Requirement:
Work out the number of lines below containing the word "this" and give nothing besides it.

Web page and app entries:
--- START ---

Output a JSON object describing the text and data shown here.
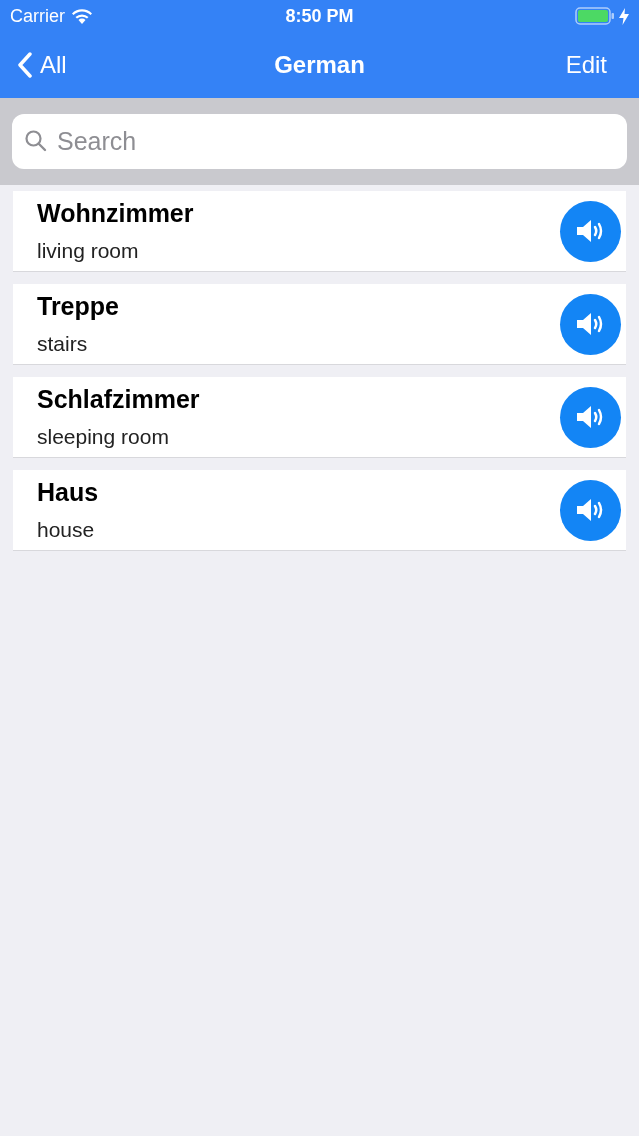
{
  "status_bar": {
    "carrier": "Carrier",
    "time": "8:50 PM"
  },
  "nav": {
    "back": "All",
    "title": "German",
    "action": "Edit"
  },
  "search": {
    "placeholder": "Search"
  },
  "words": [
    {
      "word": "Wohnzimmer",
      "translation": "living room"
    },
    {
      "word": "Treppe",
      "translation": "stairs"
    },
    {
      "word": "Schlafzimmer",
      "translation": "sleeping room"
    },
    {
      "word": "Haus",
      "translation": "house"
    }
  ]
}
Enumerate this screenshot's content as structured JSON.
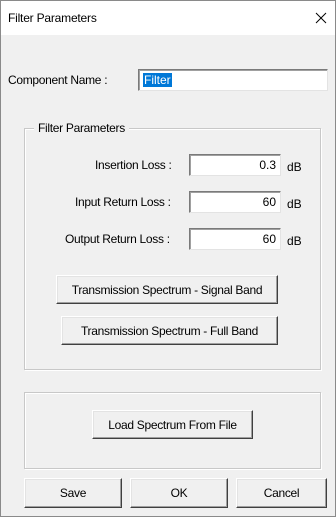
{
  "window": {
    "title": "Filter Parameters",
    "close_glyph": "✕"
  },
  "component": {
    "label": "Component Name :",
    "value": "Filter"
  },
  "filter_group": {
    "title": "Filter Parameters",
    "insertion_loss": {
      "label": "Insertion Loss :",
      "value": "0.3",
      "unit": "dB"
    },
    "input_return_loss": {
      "label": "Input Return Loss :",
      "value": "60",
      "unit": "dB"
    },
    "output_return_loss": {
      "label": "Output Return Loss :",
      "value": "60",
      "unit": "dB"
    },
    "signal_band_button": "Transmission Spectrum - Signal Band",
    "full_band_button": "Transmission Spectrum - Full Band"
  },
  "load_group": {
    "load_button": "Load Spectrum From File"
  },
  "footer": {
    "save": "Save",
    "ok": "OK",
    "cancel": "Cancel"
  }
}
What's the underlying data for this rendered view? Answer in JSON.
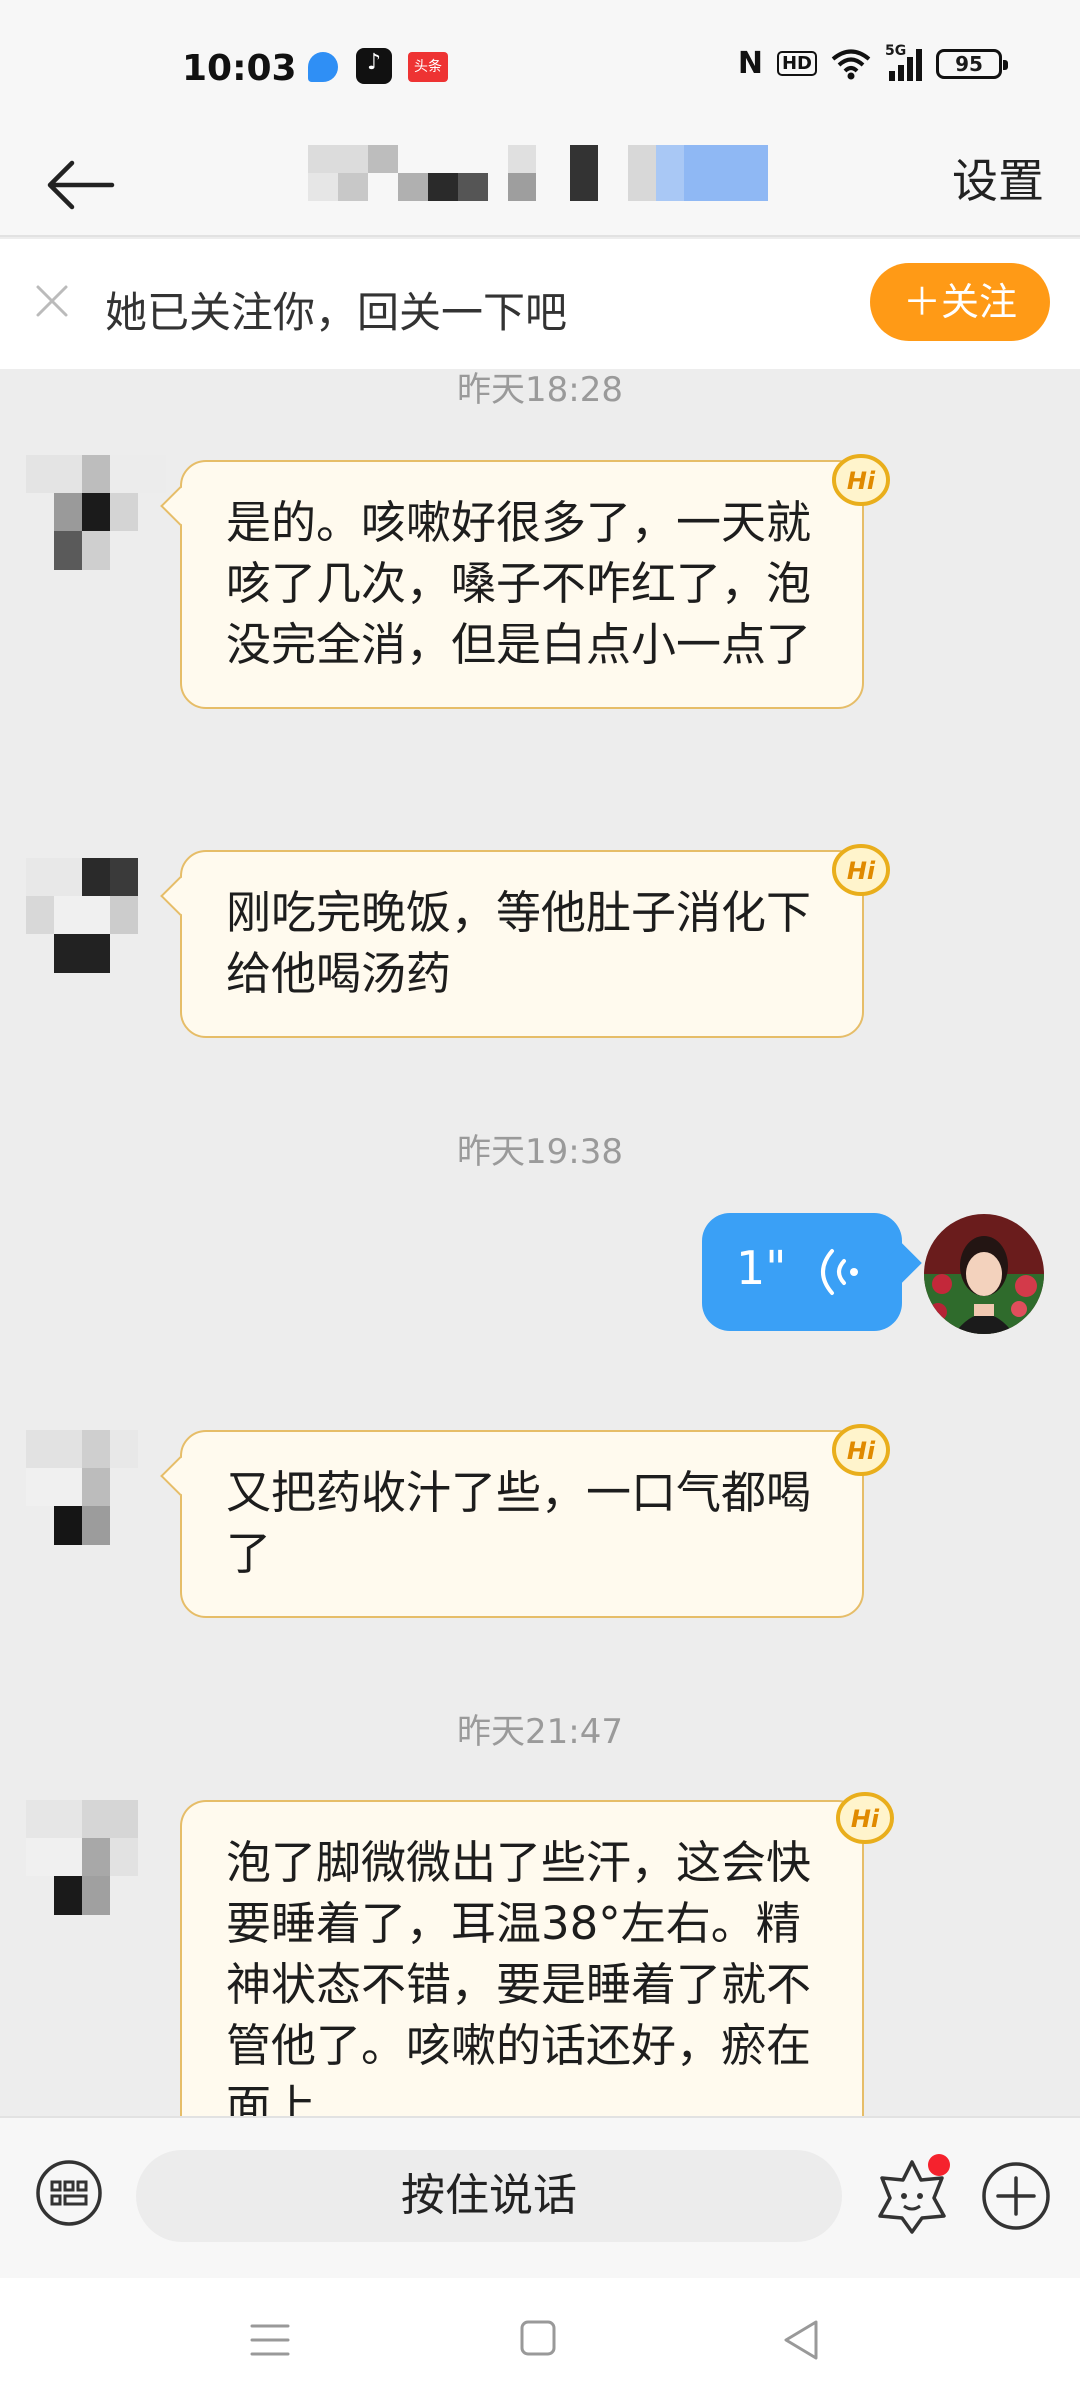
{
  "status_bar": {
    "time": "10:03",
    "toutiao_label": "头条",
    "tiktok_glyph": "♪",
    "nfc_label": "N",
    "hd_label": "HD",
    "signal_label": "5G",
    "battery": "95",
    "icons": [
      "wifi-icon",
      "signal-icon",
      "battery-icon"
    ]
  },
  "nav": {
    "settings_label": "设置"
  },
  "follow_banner": {
    "text": "她已关注你，回关一下吧",
    "button_label": "＋关注",
    "button_color": "#ff9a16"
  },
  "messages": [
    {
      "time": "昨天18:28",
      "text": "是的。咳嗽好很多了，一天就咳了几次，嗓子不咋红了，泡没完全消，但是白点小一点了"
    },
    {
      "text": "刚吃完晚饭，等他肚子消化下给他喝汤药"
    },
    {
      "time": "昨天19:38",
      "voice_duration": "1\""
    },
    {
      "text": "又把药收汁了些，一口气都喝了"
    },
    {
      "time": "昨天21:47",
      "text": "泡了脚微微出了些汗，这会快要睡着了，耳温38°左右。精神状态不错，要是睡着了就不管他了。咳嗽的话还好，瘀在面上"
    }
  ],
  "hi_badge": "Hi",
  "input_bar": {
    "hold_to_talk_label": "按住说话"
  },
  "colors": {
    "incoming_bubble_bg": "#fffaee",
    "incoming_bubble_border": "#e6bd68",
    "outgoing_bubble_bg": "#3aa0f6"
  }
}
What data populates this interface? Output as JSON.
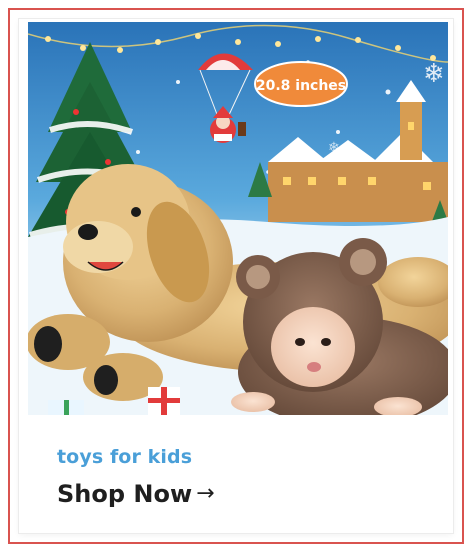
{
  "promo": {
    "size_badge": "20.8 inches",
    "category": "toys for kids",
    "cta_label": "Shop Now",
    "arrow_glyph": "→"
  },
  "colors": {
    "frame_border": "#d9534f",
    "category_text": "#4a9fd8",
    "cta_text": "#1f1f1f",
    "badge_bg": "#f08a3a"
  },
  "icons": [
    "arrow-right-icon"
  ]
}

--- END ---

Task result:
3